MS is a disease that I am very familiar with. When I was in high school, my mom was diagnosed with Multiple Sclerosis. I had never really heard of MS before so I wasn’t sure what to think. She made the point to reassure my sister and I that she would not die from the disease, but it would slowly degenerate her mind and body. Knowing that she wouldn’t die made me feel a little better, but I still didn’t know what it meant to live with this disease. It wasn’t until I returned from 4 years away at college, that I would come to understand how it affected her body. When I moved home, her energy levels were low, she often repeated herself, and she didn’t remember things well. Watching her go from the high energy person to someone who easily fatigued was hard for me to grasp, especially since she looked fine.
The difference between MS and other diseases is that no two people have the same experience. It looks very different from person to person. MS can cause various symptoms, such as blurry vision, numbness, loss of balance, poor coordination, extreme fatigue, and problems with memory and concentration, along with paralysis and blindness. These problems can come and go, otherwise known as flare-ups (source).

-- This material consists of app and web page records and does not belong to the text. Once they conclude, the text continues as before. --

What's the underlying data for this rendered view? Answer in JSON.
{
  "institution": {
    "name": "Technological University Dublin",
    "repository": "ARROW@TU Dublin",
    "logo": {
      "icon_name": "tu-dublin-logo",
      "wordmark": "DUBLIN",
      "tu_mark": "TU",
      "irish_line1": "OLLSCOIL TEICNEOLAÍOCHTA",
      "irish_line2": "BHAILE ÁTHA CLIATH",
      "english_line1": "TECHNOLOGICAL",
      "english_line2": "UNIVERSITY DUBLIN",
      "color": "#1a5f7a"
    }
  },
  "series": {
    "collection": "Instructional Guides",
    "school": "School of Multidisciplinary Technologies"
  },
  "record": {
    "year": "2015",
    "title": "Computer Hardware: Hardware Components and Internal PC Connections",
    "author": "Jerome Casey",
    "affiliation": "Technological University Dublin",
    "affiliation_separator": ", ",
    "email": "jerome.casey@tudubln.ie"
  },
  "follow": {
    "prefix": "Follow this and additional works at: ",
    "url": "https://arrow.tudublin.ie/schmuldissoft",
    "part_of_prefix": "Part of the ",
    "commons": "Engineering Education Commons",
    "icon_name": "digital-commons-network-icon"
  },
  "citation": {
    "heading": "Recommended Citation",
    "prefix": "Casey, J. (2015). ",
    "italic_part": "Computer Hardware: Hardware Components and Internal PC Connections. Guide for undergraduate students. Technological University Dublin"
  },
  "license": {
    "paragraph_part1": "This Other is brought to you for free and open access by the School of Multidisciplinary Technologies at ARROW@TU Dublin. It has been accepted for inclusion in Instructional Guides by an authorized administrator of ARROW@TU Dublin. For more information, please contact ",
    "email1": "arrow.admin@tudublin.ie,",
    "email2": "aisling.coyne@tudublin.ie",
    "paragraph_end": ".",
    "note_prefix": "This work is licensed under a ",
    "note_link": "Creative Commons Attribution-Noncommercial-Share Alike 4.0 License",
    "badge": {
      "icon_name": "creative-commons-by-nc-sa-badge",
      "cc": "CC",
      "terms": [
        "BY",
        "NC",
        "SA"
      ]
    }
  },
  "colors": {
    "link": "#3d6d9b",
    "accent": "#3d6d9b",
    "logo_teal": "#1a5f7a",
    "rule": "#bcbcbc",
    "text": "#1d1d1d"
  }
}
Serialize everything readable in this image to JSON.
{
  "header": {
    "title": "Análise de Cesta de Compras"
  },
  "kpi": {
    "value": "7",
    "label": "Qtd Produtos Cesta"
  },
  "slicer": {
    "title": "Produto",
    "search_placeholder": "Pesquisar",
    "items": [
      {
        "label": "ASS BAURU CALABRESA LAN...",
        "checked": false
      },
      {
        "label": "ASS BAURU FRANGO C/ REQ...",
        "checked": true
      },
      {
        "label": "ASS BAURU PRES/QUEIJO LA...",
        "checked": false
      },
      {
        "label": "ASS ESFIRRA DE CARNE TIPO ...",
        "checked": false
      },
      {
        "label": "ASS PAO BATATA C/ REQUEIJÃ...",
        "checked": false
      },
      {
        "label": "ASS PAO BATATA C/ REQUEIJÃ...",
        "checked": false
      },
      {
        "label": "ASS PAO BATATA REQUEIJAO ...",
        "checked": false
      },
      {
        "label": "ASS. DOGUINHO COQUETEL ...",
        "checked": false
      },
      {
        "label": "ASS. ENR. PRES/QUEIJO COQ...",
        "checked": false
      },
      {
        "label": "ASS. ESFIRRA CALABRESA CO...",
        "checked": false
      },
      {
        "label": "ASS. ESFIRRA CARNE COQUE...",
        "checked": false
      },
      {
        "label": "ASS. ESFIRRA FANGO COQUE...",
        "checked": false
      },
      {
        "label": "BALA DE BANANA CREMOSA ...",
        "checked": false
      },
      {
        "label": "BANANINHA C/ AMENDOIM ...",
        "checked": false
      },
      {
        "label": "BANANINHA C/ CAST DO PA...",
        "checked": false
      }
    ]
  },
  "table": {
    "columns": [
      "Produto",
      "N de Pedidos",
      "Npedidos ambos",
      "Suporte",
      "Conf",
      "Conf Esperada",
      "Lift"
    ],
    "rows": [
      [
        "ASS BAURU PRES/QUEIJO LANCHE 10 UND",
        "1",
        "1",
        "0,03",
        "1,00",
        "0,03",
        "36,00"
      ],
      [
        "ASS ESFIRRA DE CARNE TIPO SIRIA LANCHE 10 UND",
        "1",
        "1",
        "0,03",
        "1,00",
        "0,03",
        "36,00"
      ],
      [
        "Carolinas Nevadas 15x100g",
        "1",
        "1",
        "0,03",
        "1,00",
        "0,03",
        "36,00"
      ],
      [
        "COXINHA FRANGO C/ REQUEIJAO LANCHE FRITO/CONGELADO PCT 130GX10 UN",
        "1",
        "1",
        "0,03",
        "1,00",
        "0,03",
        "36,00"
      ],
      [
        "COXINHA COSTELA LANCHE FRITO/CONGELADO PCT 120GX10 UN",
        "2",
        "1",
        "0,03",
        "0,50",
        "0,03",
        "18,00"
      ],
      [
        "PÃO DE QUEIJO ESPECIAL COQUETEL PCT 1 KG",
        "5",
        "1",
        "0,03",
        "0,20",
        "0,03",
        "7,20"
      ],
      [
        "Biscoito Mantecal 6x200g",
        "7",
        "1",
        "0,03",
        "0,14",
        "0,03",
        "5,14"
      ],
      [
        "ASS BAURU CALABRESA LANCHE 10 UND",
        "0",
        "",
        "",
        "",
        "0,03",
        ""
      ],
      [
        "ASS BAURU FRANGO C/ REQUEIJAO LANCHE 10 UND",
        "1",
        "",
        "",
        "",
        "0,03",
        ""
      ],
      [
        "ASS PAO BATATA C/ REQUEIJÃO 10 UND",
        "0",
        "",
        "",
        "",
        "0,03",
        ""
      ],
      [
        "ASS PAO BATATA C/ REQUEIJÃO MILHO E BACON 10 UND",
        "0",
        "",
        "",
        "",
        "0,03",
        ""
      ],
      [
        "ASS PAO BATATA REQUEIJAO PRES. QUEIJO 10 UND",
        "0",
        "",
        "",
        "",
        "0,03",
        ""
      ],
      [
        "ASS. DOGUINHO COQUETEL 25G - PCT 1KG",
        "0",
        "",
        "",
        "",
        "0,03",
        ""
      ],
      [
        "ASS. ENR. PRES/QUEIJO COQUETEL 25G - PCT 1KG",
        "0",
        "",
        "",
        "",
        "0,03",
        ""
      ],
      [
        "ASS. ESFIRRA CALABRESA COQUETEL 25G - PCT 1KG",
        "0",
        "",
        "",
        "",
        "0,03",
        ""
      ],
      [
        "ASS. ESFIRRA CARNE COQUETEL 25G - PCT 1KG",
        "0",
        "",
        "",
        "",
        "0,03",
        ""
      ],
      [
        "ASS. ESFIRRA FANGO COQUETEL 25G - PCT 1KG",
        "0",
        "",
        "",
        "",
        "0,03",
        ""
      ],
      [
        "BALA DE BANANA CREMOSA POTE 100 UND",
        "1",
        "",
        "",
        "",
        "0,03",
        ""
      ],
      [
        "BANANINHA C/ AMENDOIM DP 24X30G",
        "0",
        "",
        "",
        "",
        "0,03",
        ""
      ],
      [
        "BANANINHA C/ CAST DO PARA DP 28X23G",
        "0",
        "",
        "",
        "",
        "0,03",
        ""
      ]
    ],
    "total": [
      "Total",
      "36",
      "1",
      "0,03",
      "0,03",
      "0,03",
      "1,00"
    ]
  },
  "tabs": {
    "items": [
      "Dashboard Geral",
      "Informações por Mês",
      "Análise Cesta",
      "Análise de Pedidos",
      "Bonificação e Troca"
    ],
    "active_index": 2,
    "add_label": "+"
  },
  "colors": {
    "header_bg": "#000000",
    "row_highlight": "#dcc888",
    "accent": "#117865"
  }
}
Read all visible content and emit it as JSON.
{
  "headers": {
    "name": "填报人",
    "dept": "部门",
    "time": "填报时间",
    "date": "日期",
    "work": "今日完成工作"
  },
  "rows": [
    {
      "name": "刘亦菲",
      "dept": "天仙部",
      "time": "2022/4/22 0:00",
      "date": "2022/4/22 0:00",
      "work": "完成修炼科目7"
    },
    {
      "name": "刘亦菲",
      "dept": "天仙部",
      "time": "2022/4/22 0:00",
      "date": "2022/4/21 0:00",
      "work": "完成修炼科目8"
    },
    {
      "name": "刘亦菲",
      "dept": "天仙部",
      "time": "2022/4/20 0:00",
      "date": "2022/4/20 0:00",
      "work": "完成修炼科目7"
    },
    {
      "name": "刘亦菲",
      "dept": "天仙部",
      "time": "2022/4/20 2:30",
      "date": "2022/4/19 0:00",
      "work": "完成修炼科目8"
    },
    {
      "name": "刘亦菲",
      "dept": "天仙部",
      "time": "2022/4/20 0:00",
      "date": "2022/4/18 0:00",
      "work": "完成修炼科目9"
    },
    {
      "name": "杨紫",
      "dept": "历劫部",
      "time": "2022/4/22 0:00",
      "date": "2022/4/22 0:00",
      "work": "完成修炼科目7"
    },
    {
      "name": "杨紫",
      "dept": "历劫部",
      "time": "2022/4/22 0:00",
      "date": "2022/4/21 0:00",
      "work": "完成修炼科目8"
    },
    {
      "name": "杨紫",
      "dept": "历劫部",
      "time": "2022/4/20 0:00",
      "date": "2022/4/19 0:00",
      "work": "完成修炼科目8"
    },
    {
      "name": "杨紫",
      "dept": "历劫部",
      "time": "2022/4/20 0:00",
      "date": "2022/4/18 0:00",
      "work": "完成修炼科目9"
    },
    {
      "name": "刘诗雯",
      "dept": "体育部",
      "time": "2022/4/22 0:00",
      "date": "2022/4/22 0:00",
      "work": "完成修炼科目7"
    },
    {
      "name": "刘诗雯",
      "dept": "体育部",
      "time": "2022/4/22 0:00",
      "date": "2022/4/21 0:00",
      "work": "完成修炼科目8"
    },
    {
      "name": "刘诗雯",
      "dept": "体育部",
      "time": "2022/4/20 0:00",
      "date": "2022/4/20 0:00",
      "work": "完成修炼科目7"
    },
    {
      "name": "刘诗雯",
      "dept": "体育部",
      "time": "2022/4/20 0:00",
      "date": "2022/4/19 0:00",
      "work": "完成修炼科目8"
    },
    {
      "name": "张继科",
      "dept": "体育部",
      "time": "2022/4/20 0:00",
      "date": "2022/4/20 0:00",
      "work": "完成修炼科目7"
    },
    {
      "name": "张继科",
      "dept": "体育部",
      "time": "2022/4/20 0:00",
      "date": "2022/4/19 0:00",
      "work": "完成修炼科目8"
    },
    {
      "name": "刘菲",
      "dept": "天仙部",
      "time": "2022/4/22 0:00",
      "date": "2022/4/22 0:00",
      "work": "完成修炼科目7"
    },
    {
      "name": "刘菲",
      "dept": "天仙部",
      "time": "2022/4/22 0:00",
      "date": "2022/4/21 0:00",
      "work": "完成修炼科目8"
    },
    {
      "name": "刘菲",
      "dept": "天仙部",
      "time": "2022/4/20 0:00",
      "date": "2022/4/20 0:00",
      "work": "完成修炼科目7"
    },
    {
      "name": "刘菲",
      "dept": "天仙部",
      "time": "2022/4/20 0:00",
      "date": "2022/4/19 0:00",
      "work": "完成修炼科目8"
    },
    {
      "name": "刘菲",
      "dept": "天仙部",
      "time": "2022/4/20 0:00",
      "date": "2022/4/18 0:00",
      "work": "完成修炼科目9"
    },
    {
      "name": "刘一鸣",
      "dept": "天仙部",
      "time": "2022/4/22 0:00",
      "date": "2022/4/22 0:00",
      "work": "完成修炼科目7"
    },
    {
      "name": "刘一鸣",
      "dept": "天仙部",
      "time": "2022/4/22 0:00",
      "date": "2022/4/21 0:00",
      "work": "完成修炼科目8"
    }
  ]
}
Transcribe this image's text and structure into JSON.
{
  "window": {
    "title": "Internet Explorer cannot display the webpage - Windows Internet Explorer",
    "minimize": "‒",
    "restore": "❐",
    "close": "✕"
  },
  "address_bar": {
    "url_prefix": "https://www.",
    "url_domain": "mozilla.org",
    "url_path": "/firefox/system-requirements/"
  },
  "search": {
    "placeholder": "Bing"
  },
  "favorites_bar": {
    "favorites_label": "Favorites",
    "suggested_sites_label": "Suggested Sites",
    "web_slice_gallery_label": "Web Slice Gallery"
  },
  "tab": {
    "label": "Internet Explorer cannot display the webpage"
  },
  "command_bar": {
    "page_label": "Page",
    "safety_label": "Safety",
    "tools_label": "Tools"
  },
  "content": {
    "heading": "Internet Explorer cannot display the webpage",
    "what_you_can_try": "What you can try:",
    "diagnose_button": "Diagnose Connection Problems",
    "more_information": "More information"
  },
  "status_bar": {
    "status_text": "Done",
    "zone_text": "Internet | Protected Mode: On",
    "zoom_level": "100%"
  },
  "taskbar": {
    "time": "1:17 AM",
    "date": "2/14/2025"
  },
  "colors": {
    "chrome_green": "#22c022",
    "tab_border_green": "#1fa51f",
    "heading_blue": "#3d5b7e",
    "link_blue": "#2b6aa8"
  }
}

Watching my mom’s disease worsen continues to be heart breaking. While you can’t really tell that she has MS when you look at her, as you listen to her speak sometimes and walk, you can see how it has affected her in both mind and body.
MS occurs in more women than men, but anyone can be diagnosed with it. Children as young as 2 years old have developed the disease. While it is not fatal, as the diagnosis progresses throughout their lifetime, many develop limited productivity.
World MS Day was established in 2009 as a global awareness campaign to provide information regarding MS and the 2 million plus people living with MS. Progress is being made to treating and understanding MS, but there is no cure yet. However, there are FDA-approved medications that have been shown to “modify” or slow down the course of MS, and there are various therapeutic and technological advances that aid in managing symptoms (source). Learn how you can spread the word about the 1000 faces of MS on the World MS Day website, Twitter, or Facebook.
If you are living with MS, living with someone who has MS, or know someone who has MS, please take the time and create a postcard on the World MS Day 2012 website. Take a look at mine. Maybe it will inspire you to share your story and join the 1000 faces of MS.
Are you or anyone you know living with Multiple Sclerosis? What is your story?